In my last post, Building a Testing Centre of Excellence, I identified the first few steps needed to create a testing centre of excellence. These are:
- Build the business case
- Define and share your vision
- Create the leadership team and
- Define your operating and financial model.
Because it’s so critical to success, I’ll just reiterate one thing. The TCOE must have control of its own budget and should not be funded entirely by projects. The centre of excellence must be able to retain headcount, invest in R&D, take on the cost of creating automation frameworks and buy test tools. It must be able to do all of this without demonstrating immediate ROI to the business. The investment must come first, the return will come later.I’d now like to build upon the previous posts and give a practical approach to defining the scope of services the TCOE should deliver. Like everything in life, it’s not “one size fits all” and the scope should fulfil the business and IT needs. Usually, there will be some obvious organisational issues that need addressing. Often these include, but are not limited to, inconsistencies of testing practices between business units or teams, lack of maturity, lack of skills, inefficiencies, tooling issues or a combination of the above.
Defining the Scope of Services
The starting point should be to identify what’s broken, what’s missing, what could be better and importantly, what’s working well. These things don’t just apply to testing in isolation - the touch points with testing also need to be explored. For example, the business interaction for requirements, the SDLC, the SCRUM process, the budget allocation and the demand management process should be examined.

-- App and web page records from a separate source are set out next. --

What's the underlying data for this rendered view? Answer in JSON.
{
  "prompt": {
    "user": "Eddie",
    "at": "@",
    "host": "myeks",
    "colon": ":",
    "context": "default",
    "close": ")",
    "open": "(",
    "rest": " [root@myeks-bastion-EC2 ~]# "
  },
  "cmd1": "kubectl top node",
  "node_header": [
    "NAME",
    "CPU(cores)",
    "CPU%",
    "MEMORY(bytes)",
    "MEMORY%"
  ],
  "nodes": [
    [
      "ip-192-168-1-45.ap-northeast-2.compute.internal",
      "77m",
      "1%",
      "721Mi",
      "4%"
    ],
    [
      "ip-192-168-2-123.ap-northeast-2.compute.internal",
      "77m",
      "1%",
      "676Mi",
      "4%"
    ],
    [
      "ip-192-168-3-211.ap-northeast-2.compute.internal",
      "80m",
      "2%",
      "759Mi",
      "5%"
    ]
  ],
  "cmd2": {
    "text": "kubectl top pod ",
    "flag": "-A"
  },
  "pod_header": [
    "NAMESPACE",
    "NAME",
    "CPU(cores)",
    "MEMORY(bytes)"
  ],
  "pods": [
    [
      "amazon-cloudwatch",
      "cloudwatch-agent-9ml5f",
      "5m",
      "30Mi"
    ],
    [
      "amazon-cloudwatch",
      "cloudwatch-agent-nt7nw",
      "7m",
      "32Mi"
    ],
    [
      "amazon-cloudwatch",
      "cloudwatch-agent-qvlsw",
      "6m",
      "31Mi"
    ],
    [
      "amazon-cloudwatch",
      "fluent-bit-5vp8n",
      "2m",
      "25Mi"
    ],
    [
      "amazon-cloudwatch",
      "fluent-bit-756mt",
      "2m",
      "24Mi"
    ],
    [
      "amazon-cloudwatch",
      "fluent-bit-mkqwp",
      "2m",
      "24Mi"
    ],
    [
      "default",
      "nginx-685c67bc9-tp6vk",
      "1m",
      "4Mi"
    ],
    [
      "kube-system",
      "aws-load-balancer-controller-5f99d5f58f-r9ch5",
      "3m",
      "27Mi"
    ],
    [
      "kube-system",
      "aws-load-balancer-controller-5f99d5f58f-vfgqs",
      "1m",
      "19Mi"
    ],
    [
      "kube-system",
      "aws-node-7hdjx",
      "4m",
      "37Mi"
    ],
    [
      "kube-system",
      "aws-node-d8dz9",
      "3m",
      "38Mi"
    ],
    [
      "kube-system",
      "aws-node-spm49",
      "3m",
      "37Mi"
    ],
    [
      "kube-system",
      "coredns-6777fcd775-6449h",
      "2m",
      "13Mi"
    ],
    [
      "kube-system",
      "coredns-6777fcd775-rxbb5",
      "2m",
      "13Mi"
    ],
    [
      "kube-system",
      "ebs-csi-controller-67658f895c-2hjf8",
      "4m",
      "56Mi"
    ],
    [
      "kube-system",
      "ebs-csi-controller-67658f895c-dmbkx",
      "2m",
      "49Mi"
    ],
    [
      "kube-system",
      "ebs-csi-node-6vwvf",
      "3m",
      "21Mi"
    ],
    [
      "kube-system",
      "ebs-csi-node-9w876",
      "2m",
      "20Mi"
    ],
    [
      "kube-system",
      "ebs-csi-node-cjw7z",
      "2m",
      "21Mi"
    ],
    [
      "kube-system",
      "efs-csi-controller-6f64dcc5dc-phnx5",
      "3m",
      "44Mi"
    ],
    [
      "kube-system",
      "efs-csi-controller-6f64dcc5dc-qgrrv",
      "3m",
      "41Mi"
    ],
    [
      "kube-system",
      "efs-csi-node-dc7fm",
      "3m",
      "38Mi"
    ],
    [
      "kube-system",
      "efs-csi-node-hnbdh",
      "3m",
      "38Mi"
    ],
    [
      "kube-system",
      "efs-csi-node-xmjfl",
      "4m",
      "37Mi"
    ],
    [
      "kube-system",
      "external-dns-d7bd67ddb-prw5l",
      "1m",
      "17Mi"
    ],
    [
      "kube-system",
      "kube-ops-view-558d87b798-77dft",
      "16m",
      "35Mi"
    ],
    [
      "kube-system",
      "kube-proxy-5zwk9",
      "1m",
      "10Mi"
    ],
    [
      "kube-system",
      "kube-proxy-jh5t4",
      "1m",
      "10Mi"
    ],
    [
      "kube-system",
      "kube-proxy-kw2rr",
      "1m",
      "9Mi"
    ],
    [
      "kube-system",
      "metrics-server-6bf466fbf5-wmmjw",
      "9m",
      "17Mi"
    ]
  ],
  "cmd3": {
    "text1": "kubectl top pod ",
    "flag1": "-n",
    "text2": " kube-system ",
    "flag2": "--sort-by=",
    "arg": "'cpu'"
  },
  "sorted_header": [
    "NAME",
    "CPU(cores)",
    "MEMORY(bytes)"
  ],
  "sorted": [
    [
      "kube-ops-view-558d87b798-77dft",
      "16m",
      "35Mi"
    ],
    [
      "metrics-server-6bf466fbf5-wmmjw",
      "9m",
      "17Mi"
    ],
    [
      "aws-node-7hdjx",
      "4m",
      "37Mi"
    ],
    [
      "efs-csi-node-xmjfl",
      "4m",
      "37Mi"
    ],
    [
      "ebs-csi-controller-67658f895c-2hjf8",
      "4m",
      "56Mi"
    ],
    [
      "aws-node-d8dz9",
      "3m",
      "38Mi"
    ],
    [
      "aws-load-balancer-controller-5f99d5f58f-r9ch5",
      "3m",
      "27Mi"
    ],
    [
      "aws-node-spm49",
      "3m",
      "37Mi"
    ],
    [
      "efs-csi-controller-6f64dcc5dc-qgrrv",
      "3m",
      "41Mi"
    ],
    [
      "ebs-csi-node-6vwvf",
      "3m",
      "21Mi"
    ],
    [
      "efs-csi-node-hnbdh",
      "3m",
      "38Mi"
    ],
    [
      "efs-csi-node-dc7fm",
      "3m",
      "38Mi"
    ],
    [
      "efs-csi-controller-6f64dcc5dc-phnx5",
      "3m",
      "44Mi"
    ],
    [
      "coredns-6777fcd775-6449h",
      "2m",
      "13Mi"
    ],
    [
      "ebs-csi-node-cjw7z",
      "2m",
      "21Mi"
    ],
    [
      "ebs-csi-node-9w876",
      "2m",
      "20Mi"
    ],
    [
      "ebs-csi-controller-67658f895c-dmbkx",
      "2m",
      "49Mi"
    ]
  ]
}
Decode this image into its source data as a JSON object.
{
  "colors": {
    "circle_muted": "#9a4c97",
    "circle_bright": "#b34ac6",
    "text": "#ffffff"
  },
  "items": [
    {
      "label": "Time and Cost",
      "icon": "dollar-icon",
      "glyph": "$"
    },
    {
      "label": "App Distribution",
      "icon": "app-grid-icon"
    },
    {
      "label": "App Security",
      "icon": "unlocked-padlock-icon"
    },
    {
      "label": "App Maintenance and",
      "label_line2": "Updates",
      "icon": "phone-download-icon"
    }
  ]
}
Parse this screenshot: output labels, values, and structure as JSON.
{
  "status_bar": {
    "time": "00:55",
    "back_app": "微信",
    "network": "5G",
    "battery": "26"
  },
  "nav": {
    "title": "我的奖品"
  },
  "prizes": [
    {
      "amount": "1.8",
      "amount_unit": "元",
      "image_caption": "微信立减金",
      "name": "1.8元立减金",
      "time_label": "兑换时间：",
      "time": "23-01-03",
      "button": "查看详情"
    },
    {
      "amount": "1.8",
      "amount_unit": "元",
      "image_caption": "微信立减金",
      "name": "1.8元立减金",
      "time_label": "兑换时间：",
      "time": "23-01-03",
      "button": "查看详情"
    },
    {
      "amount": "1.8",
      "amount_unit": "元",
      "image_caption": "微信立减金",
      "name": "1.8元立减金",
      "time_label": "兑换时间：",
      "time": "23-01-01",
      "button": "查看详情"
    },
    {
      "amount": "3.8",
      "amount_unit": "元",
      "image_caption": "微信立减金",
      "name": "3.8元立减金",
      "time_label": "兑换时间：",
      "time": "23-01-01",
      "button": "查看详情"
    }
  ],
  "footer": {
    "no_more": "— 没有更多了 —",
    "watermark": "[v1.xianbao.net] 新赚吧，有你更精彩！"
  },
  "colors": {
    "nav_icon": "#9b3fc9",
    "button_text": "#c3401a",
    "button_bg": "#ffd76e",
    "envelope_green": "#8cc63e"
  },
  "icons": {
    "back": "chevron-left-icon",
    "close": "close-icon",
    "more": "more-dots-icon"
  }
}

To do this you’ll need to solicit frank and honest feedback on testing and its dependencies from various stakeholders within the organisation. There will be different views and biases so it’s important to take a neutral stance in order to navigate this potential minefield and identify the patterns. It’s also important to try not to solutionise before all the information is gathered, sifted and understood. Listening to the various stakeholders and getting their opinion of where the problems are, what’s not working and what is, can be a very cathartic experience for them. It’s a chance for them to air their grievance and frustrations. Typically, I find trends and patterns emerge quickly and the solution creates itself, but you need to know what questions to ask so that you can lead the interviews and draw out the necessary information, recommendations and suggestions. You’ll need to create trust and use active listening skills to get the most out of the interviews. I strongly recommend reading Active Listening by Carl Rodgers and Richard E Farson for anyone performing this kind of role.
Who should you talk to?
The people I suggest you need to get feedback and opinion from include whoever is driving the change and whoever is impacted by the change. The list will likely include the following:
- Heads of IT
- Product owners and BAs
- PMO, Project Managers and SCRUM masters
- Business representatives
- SMEs, senior and junior members of the testing community
- Senior and junior members of the development community
- Operations and support team members (who need to deal with the fallout of quality issues)
You’ll need a comfortable place to meet (during this phase you’ll get through a lot of cups of tea, so be prepared). I space out my meetings so that I can prepare properly beforehand and write up my notes after each interview. I don’t take lots of detailed notes while talking to the interviewees as I find it gets in the way of effective communication (or I forget to write). I find it’s therefore important to write them up immediately after the interview so that they are as accurate as possible. It’s virtually impossible to accurately document a meeting if it’s not done immediately – particularly if you conduct multiple meetings in a day over multiple days. Ideally, you’ll have a scribe supporting you. Even then it’s worth comparing notes and formalising them straight away. I advise that you conduct no more than three interviews in any one day. After each interview, you need to meditate on the findings and draw some conclusions. It’s also necessary to plan each interview and decide what you want to find out and what you need to corroborate and verify.
What documentation do you need to review?
In order to understand the current state of testing, you’ll need access to a range of documentation from the various areas of the organisation or business units that you want to centralise. This will enable you to compare and contrast, identify commonality and find the good, the bad and the ugly. The documents I usually review are:
- Test policy documents
- Overarching Test Strategy
- Example Test Plans
- Example Test Scripts
- Current Organisation Chart
- Test metrics and KPIs (if they exist)
- Defect management process
- Tooling and licence information
- Automation frameworks
In my next post, I’ll give some examples of the scope of services of a Testing Centre of Excellence and the final steps you’ll need to consider to successfully implement a Testing Centre of Excellence. Lastly, if you need any help on this subject reach out here and we can schedule some time to talk.